There’s something a little bit queer about Spy x Family. It’s not what we would normally shelve as LGBTQIA+ media by any means—none of the characters, for example, seem canonically queer, or even coded as such. But a story can have queer themes even if it doesn’t have queer representation, and can be open to queer readings even if it doesn’t directly acknowledge any queer issues within its narrative or any of its narrative framings.
There’s something about SpyFam’s tale of traumatized outcasts navigating a strict and normative world, where their fates depend on them adequately performing the roles of a nuclear family… something about that resonates with queer theory and queer experience, and it makes the series a great example of how we can apply these theories to narratives that might not be at all queer on the surface.
When you hear the phrase universal themes, what comes to mind? This is a topic that’s been on my brain recently, in part due to my literary research and in part due to something I came across while I was procrastinating my literary research. Pixar’s new movie, Turning Red, dropped on Disney+ this month and has naturally been in the news and in pop culture discussion. CinemaBlend’s managing director Sean O’Connell sparked quite a bit of conversation when, in an early review, he criticised the movie for being “unrelatable”. This review has since been deleted, but its essence is helpfully preserved by articles like this one:
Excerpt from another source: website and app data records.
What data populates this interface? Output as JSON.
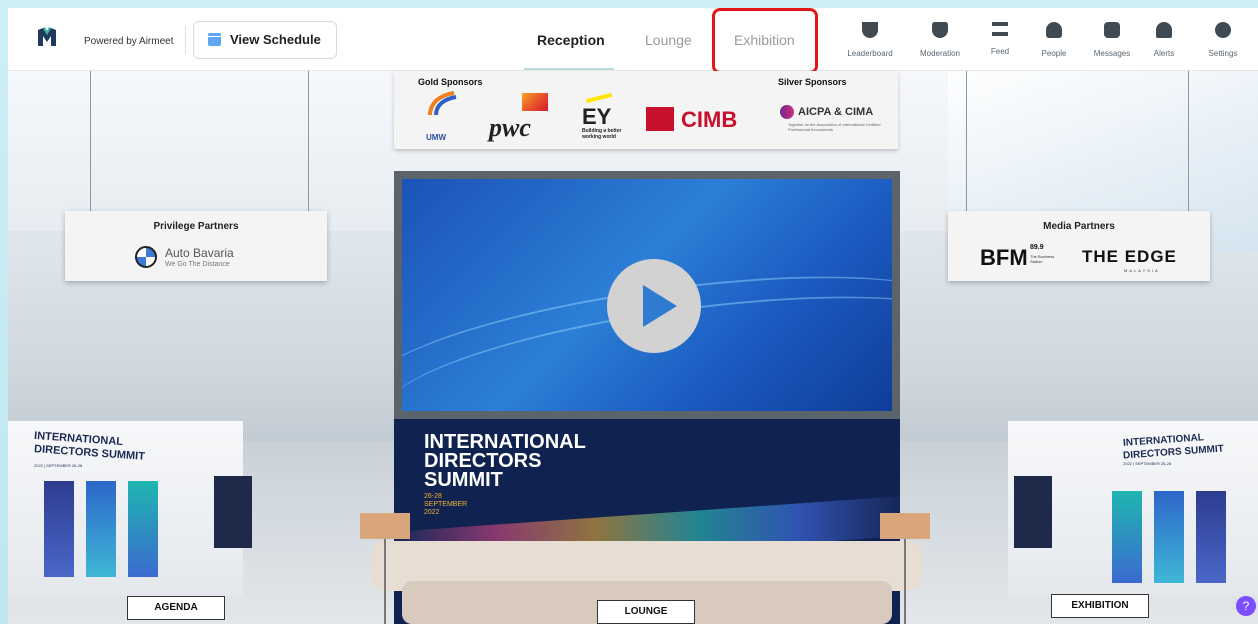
{
  "header": {
    "powered_by": "Powered by Airmeet",
    "view_schedule": "View Schedule",
    "tabs": [
      {
        "label": "Reception",
        "active": true
      },
      {
        "label": "Lounge",
        "active": false
      },
      {
        "label": "Exhibition",
        "active": false,
        "highlighted": true
      }
    ],
    "nav": [
      {
        "label": "Leaderboard",
        "icon": "trophy-icon"
      },
      {
        "label": "Moderation",
        "icon": "shield-icon"
      },
      {
        "label": "Feed",
        "icon": "feed-icon"
      },
      {
        "label": "People",
        "icon": "people-icon"
      },
      {
        "label": "Messages",
        "icon": "messages-icon"
      },
      {
        "label": "Alerts",
        "icon": "bell-icon"
      },
      {
        "label": "Settings",
        "icon": "gear-icon"
      }
    ]
  },
  "hall": {
    "gold_sponsors_title": "Gold Sponsors",
    "silver_sponsors_title": "Silver Sponsors",
    "gold_sponsors": [
      {
        "name": "UMW"
      },
      {
        "name": "pwc"
      },
      {
        "name": "EY",
        "tagline": "Building a better working world"
      },
      {
        "name": "CIMB"
      }
    ],
    "silver_sponsor": {
      "name": "AICPA & CIMA",
      "tagline": "Together as the Association of International Certified Professional Accountants"
    },
    "privilege_partners": {
      "title": "Privilege Partners",
      "name": "Auto Bavaria",
      "tagline": "We Go The Distance"
    },
    "media_partners": {
      "title": "Media Partners",
      "bfm": "BFM",
      "bfm_freq": "89.9",
      "bfm_tag": "The Business Station",
      "edge": "THE EDGE",
      "edge_sub": "MALAYSIA"
    },
    "summit": {
      "line1": "INTERNATIONAL",
      "line2": "DIRECTORS",
      "line3": "SUMMIT",
      "dates_line1": "26-28",
      "dates_line2": "SEPTEMBER",
      "dates_line3": "2022"
    },
    "booth_left_line1": "INTERNATIONAL",
    "booth_left_line2": "DIRECTORS SUMMIT",
    "booth_left_line3": "2022 | SEPTEMBER 26-28",
    "booth_right_line1": "INTERNATIONAL",
    "booth_right_line2": "DIRECTORS SUMMIT",
    "booth_right_line3": "2022 | SEPTEMBER 26-28",
    "labels": {
      "agenda": "AGENDA",
      "lounge": "LOUNGE",
      "exhibition": "EXHIBITION"
    }
  },
  "help": {
    "icon": "help-icon",
    "glyph": "?"
  },
  "colors": {
    "highlight": "#e21818",
    "screen_blue": "#1b53b8",
    "summit_navy": "#10224f",
    "help_purple": "#7a4dff"
  }
}
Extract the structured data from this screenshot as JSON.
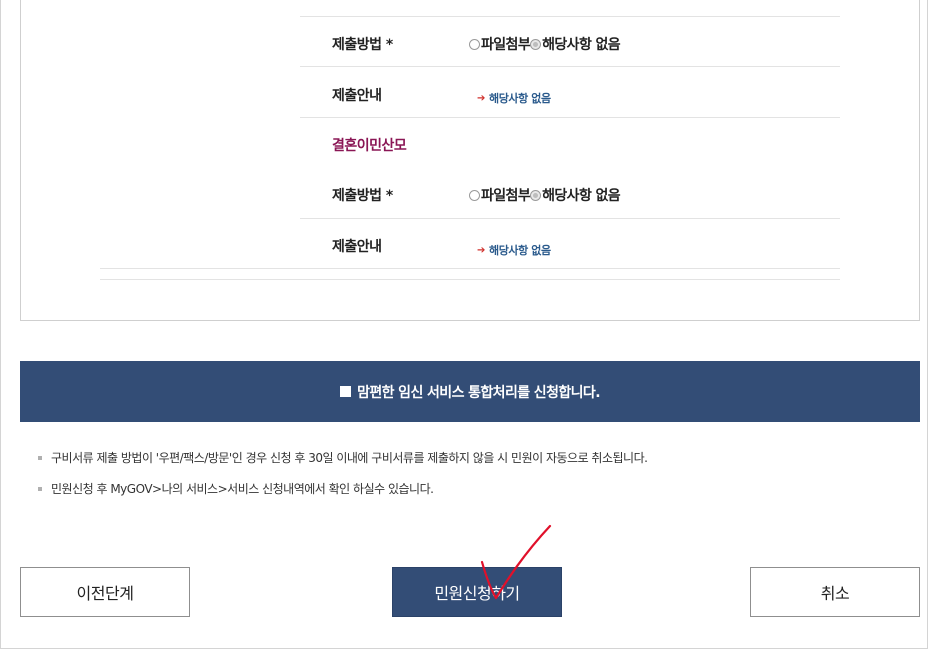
{
  "form": {
    "rows": [
      {
        "label": "제출방법 *",
        "option1": "파일첨부",
        "option2": "해당사항 없음"
      },
      {
        "label": "제출안내",
        "guide": "해당사항 없음"
      }
    ],
    "section_title": "결혼이민산모",
    "rows2": [
      {
        "label": "제출방법 *",
        "option1": "파일첨부",
        "option2": "해당사항 없음"
      },
      {
        "label": "제출안내",
        "guide": "해당사항 없음"
      }
    ]
  },
  "banner": {
    "text": "맘편한 임신 서비스 통합처리를 신청합니다."
  },
  "notices": [
    "구비서류 제출 방법이 '우편/팩스/방문'인 경우 신청 후 30일 이내에 구비서류를 제출하지 않을 시 민원이 자동으로 취소됩니다.",
    "민원신청 후 MyGOV>나의 서비스>서비스 신청내역에서 확인 하실수 있습니다."
  ],
  "buttons": {
    "prev": "이전단계",
    "submit": "민원신청하기",
    "cancel": "취소"
  },
  "colors": {
    "primary": "#334d76",
    "section_title": "#8a1655",
    "guide_text": "#2a5a8c",
    "annotation": "#e0102a"
  },
  "icons": {
    "guide_arrow": "arrow-right-icon",
    "banner_square": "square-icon",
    "notice_bullet": "bullet-icon"
  }
}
“I recognized the humor in the film, but connected with none of it. By rooting ‘Turning Red’ very specifically in the Asian community of Toronto, the film legitimately feels like it was made for [director] Domee Shi’s friends and immediate family members,” O’Connell wrote in the since-pulled review. “Which is fine — but also, a tad limiting in its scope.”
Now, I’m not here today to take apart O’Connell and his argument—the Internet at large has already done that plenty. Instead, I want to use this review as a jumping-off point to unpack this idea of a “universal narrative” in kids’ media. Because in his professionally-published knee-jerk reactions to this film, O’Connell has usefully highlighted some dominant, persistent perceptions at the heart of discussions about diverse media. These are:
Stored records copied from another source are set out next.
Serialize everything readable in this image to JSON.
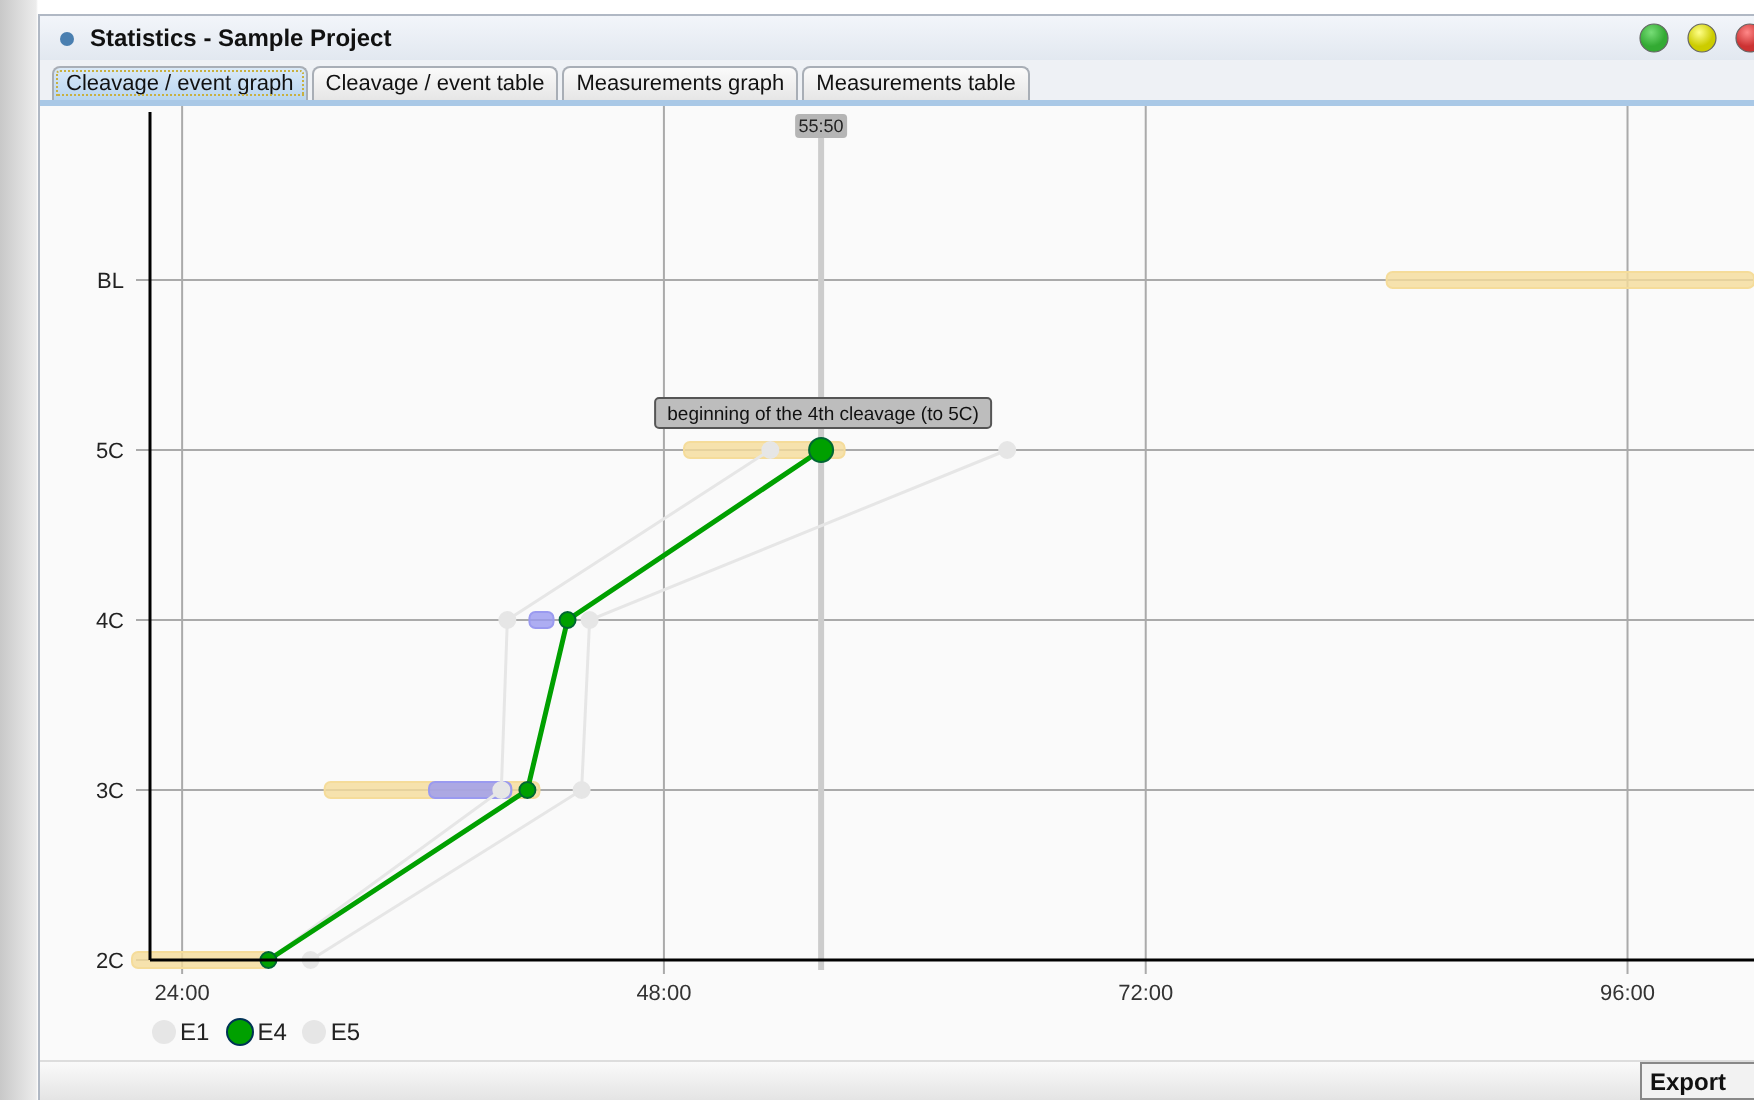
{
  "window": {
    "title": "Statistics - Sample Project"
  },
  "tabs": [
    {
      "label": "Cleavage / event graph",
      "selected": true
    },
    {
      "label": "Cleavage / event table",
      "selected": false
    },
    {
      "label": "Measurements graph",
      "selected": false
    },
    {
      "label": "Measurements table",
      "selected": false
    }
  ],
  "graph": {
    "cursor_label": "55:50",
    "y_labels": [
      "BL",
      "5C",
      "4C",
      "3C",
      "2C"
    ],
    "tooltip": "beginning of the 4th cleavage (to 5C)",
    "x_labels": [
      "24:00",
      "48:00",
      "72:00",
      "96:00"
    ],
    "legend": [
      {
        "label": "E1",
        "color": "#e6e6e6",
        "selected": false
      },
      {
        "label": "E4",
        "color": "#00a000",
        "selected": true
      },
      {
        "label": "E5",
        "color": "#e6e6e6",
        "selected": false
      }
    ]
  },
  "buttons": [
    {
      "label": "Export"
    }
  ]
}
Stories that step beyond the mainstream “universal” perspective are “niche” and “limited in scope”
Stories that step beyond the mainstream “universal” perspective must be educational to close this gap
I’ll be using a lot of “air quotes” (though not scare quotes, I hope) in this post because I really want to dig into the constructed nature of these ideas. The idea of a “universal narrative”, or, to be even more specific, the idea of a universal coming-of-age narrative or universal story about childhood, is not something that formed in a vacuum. While the notion of universal tropes or experiences that every viewer can relate to might not sound like anything insidious—surely it sounds inclusive!—it’s one that often ends up framing and stifling conversations about storytelling. When O’Connell talks about universality, what is he picturing? Maybe more to the point, what is he not picturing? And what can his expectations tell us about broader trends in storytelling and reader reception?
In Iso Mitsuo’s newest sci-fi, The Orbital Children, the heroes are faced with a cosmic conundrum: they are asked, “is it worth sacrificing the few for the needs of the many?” The heroes of The Orbital Children unilaterally say “no”.
This ambitious, colorful sci-fi story takes place in space, yet deals with themes that are strikingly down to earth. The narrative draws on very real, very present, and very dangerous ideologies like the myth of overpopulation and the way fascist groups weaponize notions of “the greater good” and environmentalism. It positions these ideas as a villainous mindset that must be overcome, not only to save the world, but in order to imagine a better future in the first place.
The rules of the romantic comedy are simple and easy to learn, especially when you’re in love with the concept of love… but what if you’re an LGBTQIA+ teenager and this formula has historically cut you out? Well, you have to tweak those rules to make your own.